“Some do impute such vires [powers] to produce such effects to them, as these creatures cannot possibly be capable of … But such have been the errours of the great searchers out of the secrets of nature, as that they have attributed to inanimate creatures which are of the lowest orders of all natures productions, powers supernaturall, and vires which their natures are not capable of producing” (p. 19 – he cites Albertus Magnus claiming that the Opthalmius allows you to be invisible, and many others).
Though gems as being materiall mixt bodies, cannot by their own proper power and faculties produce such admirable and supernaturall things … yet they may be said to be continent causes of such effects, if we grant them what some affirm, namely, that oft-times they are the habitacles of daemons and intelligences” (p.31).
An interesting thing about the book is the way Nicols gropes towards (or rather, away from) a systematic understanding: all he has is a prose style founded on an extensive vocabulary (which imparts a certain shaky authority to what he says), and an unshakeable basic neo-Platonism, in which everything is somehow alive. Gems grow underground, and so they are a bit like plants:
“They (as the opinion of some is) have vegetative souls, or lapidisick spirits infused into them from above, by which they live and draw the likenesse of their substance, their lapidisick juice, their proper nourishment, for their sustentation, for the preservation of their being, and for their further growth and increase of their own proper substantiall moles, masse, or lump. Herbs draw their fructifying juyce from the circumjacent earth by thready roots, thereby to sap their bodies and their branches…” (p.2)
Many of Nicols’ stories about gemstones deal with them in connection to heat. These precious stones come from the tropics, for they need the tropical sun to come into being (p.9), and they can induce all kinds of temperature-related effects, either to heat or to cool. By the story he tells, a jewel-loving and credulous outdoors type (if such a combination is possible) might nowadays make a perfect customer for a ‘heliotrope’, on the basis that, being a gem of the sun, it will make a pan or water into which it is placed boil rapidly (p.142). Or, conversely, a chrysolite will so rapidly cool down scalding hot water that you can drop one into boiling water, and then plunge your hand “without any hurt or danger into that water which even now with the fervency of heat boiled up” (pp. 105-6). This discourse extends into more metaphorical forms of heat: gemstones can rouse or soothe the passions, and have major roles in matters sexual. The sapphire “if it be worn by an adulterer, by loosing its splendour it will discover his adultery: and that the wearing of it, doth hinder the erections that are caused by Venus.” (Nicols reports these beliefs, but thinks that the demon Asmodeus must have more to do with untoward erections – pp. 84-5).
Here he is at his best, enthused by the ‘emerald or smaragde’:
The Emerauld is a precious stone or gemme of so excellent a viridity, or spring-colour, as that if a man shall look upon an Emerauld by a pleasant green meadow, it will be more amiable then the meadow, and overcome the meadows glorie, by the glorie of that spring of viriditie which it hath in its self: the largeness of the meadow it will overcome with the amplitude of its glory, wherewith farre above its greatnesse it doth feed the eie: and the virescencie of the meadow it will overcome with the brightnesse of its glory, which in it self seemeth to embrace the glorious viridity of many springs.
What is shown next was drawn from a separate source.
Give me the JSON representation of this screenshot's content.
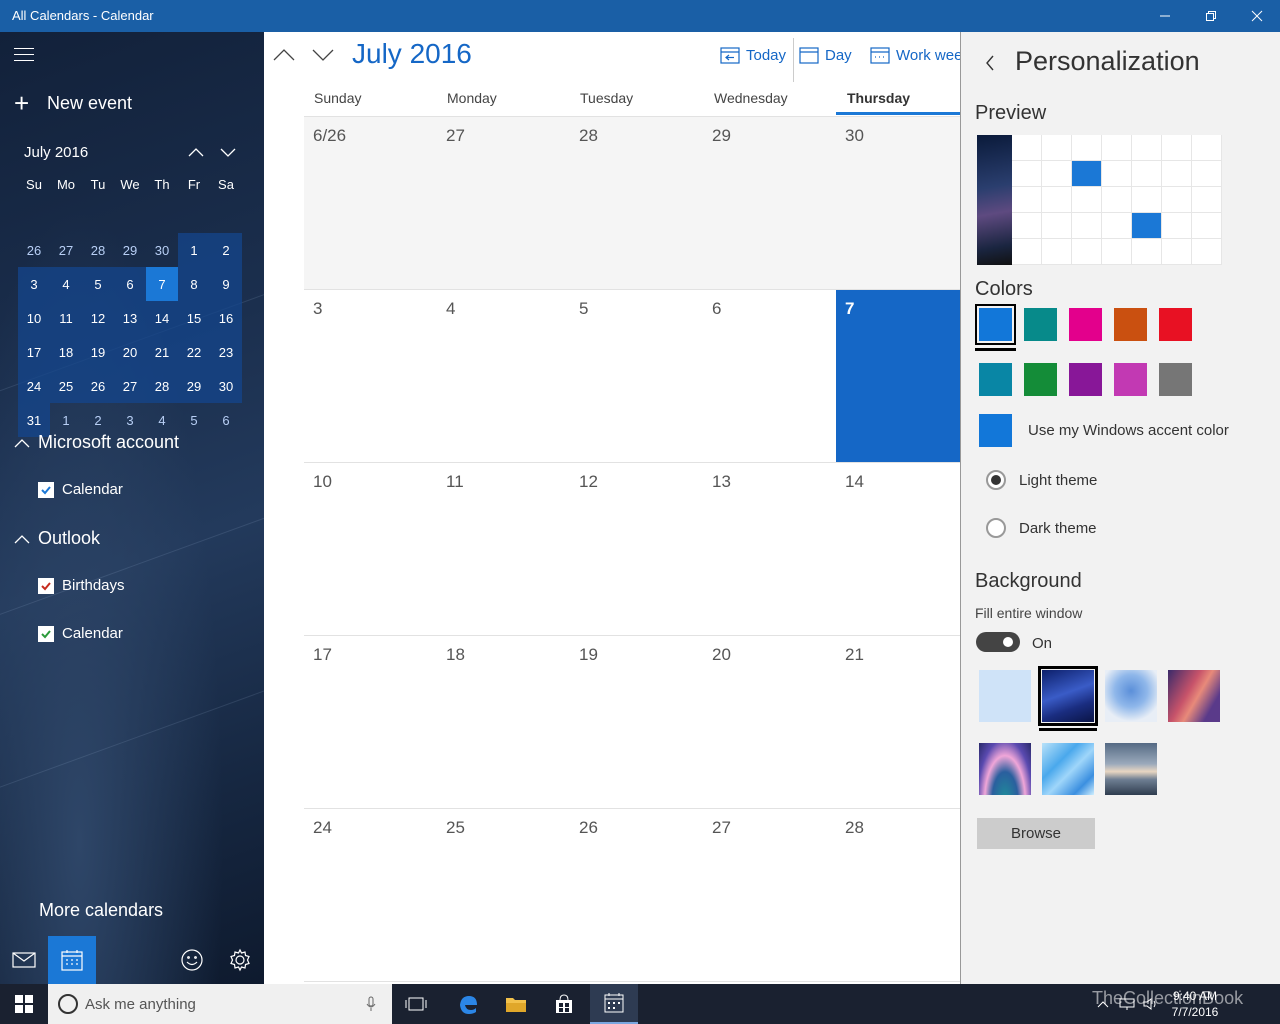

This stone is known by its apparent coldnesse in the mouth, by its gravity being weighed: and in this, that being cast into a fire, it will not burn, nor send forth any flame; and that in the brightnesse of the Sunne, it will keep its excellent viridity and greennesse (p. 91).
My image is his fold-out chart classifying all rocks: which starts, wonderfully, from ‘Stones are either small, [or] great’. I must show this to my geological society and see what they think.